:: Data extracts ::

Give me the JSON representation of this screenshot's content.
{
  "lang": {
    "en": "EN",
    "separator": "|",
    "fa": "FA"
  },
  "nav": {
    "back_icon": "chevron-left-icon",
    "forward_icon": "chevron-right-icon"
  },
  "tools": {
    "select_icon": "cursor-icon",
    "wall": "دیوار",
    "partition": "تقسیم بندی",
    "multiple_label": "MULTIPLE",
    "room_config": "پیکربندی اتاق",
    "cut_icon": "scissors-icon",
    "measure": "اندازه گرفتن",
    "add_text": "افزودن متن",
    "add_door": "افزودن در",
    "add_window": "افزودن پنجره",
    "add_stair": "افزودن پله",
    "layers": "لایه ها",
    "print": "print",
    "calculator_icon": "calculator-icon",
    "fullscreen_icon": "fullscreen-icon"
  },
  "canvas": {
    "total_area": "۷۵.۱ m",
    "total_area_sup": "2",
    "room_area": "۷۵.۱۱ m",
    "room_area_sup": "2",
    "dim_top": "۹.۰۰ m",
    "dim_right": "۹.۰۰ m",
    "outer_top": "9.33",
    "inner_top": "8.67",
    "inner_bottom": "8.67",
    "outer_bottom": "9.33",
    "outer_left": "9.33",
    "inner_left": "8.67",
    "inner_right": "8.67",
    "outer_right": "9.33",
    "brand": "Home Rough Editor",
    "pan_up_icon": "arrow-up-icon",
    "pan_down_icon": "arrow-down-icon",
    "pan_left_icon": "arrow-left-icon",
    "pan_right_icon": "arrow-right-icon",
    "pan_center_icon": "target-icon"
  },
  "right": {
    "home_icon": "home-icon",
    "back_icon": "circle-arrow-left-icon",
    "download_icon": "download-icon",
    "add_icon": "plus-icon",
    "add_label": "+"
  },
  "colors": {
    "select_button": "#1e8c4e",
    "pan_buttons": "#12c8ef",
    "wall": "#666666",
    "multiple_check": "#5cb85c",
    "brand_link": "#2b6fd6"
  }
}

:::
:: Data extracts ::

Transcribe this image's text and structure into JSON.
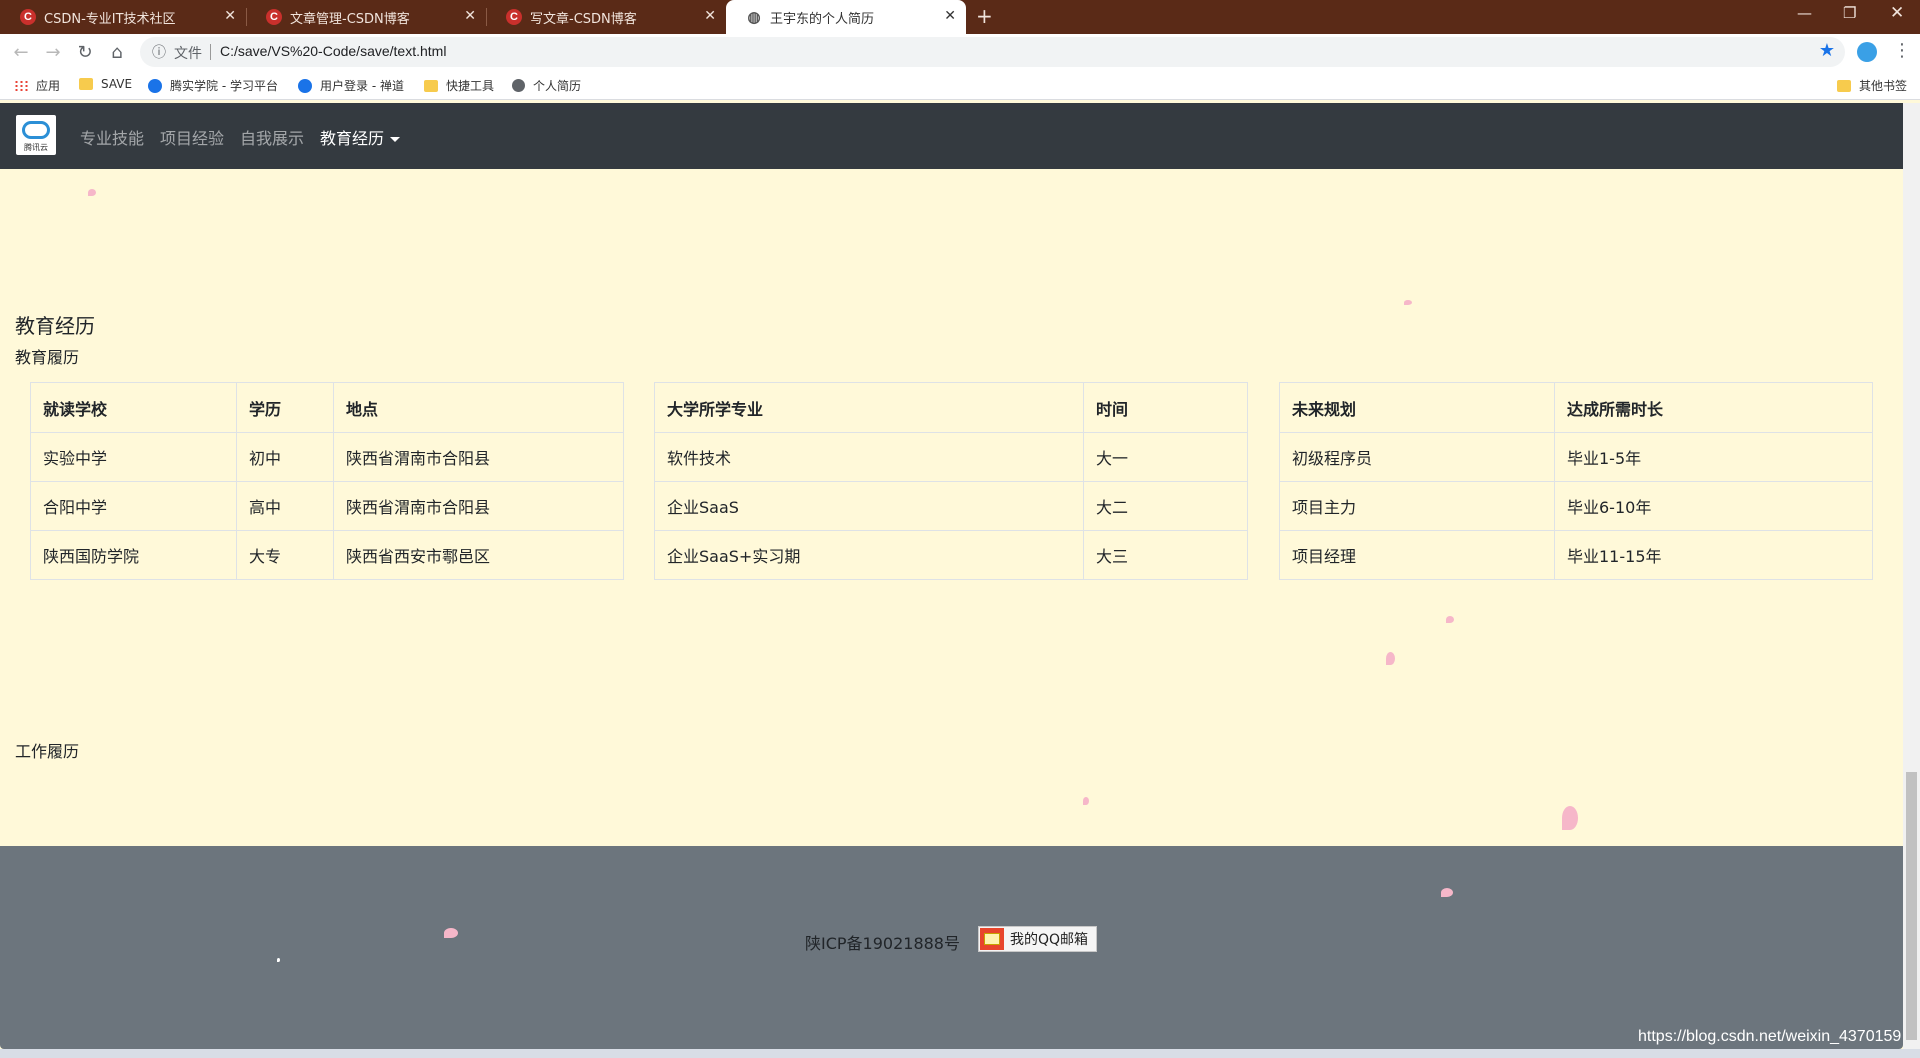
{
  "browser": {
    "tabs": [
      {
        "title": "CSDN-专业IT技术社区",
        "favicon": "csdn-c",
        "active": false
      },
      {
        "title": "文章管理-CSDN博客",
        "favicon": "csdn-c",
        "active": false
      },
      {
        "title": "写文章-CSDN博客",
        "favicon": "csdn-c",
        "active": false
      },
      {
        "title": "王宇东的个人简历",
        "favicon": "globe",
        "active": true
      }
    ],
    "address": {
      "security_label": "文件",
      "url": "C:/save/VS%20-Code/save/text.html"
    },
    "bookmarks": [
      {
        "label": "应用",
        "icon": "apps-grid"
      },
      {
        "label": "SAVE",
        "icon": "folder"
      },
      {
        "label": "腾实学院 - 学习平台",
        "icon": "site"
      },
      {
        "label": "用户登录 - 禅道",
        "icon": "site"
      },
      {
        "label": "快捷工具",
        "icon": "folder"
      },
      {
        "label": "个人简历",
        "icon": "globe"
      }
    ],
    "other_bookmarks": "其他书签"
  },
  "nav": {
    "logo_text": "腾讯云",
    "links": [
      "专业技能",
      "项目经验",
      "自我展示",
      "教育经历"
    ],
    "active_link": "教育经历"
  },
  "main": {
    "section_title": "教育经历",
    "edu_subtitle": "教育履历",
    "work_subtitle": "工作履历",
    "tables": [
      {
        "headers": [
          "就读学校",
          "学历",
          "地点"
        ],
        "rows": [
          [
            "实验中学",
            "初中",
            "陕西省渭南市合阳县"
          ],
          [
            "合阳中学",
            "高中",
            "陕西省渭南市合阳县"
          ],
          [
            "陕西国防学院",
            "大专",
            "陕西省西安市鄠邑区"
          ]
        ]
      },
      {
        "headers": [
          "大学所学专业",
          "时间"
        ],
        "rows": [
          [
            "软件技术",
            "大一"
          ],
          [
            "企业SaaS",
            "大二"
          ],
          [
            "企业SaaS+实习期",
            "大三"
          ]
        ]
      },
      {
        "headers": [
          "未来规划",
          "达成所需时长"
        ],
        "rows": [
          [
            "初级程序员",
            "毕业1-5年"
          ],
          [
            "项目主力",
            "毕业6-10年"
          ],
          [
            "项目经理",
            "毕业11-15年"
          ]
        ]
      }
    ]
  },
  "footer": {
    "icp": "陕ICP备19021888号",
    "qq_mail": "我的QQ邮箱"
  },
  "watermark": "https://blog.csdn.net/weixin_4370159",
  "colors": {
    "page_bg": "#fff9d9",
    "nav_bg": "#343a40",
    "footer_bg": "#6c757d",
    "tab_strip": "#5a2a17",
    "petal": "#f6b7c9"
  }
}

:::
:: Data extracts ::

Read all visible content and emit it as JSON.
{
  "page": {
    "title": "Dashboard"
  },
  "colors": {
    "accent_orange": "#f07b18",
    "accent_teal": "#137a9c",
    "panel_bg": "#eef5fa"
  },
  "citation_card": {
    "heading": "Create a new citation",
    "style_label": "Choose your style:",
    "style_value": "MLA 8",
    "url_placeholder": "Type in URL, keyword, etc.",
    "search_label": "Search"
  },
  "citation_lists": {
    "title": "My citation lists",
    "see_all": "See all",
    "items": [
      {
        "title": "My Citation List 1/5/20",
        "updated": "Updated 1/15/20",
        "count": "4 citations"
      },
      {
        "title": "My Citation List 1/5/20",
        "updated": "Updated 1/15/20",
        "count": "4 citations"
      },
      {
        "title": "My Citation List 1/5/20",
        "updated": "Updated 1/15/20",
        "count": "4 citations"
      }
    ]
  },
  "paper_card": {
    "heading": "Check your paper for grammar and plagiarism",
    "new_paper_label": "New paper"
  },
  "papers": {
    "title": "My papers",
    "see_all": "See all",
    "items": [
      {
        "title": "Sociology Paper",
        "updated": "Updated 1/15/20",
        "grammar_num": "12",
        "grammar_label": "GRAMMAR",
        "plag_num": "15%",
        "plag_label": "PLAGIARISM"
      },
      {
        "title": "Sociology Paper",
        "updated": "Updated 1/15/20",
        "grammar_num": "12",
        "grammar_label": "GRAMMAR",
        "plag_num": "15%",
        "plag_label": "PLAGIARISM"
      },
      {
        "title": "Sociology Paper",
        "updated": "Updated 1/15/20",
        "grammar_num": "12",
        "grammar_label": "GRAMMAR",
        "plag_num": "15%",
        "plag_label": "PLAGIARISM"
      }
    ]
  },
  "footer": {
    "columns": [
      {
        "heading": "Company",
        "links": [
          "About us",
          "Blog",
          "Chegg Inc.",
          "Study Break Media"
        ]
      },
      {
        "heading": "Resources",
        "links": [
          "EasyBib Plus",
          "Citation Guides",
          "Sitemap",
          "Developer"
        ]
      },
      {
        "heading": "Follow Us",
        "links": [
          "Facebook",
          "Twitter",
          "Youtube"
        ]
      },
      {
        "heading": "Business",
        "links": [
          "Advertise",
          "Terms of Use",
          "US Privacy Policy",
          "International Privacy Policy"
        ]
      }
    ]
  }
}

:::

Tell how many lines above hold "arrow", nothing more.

- _Written response_
5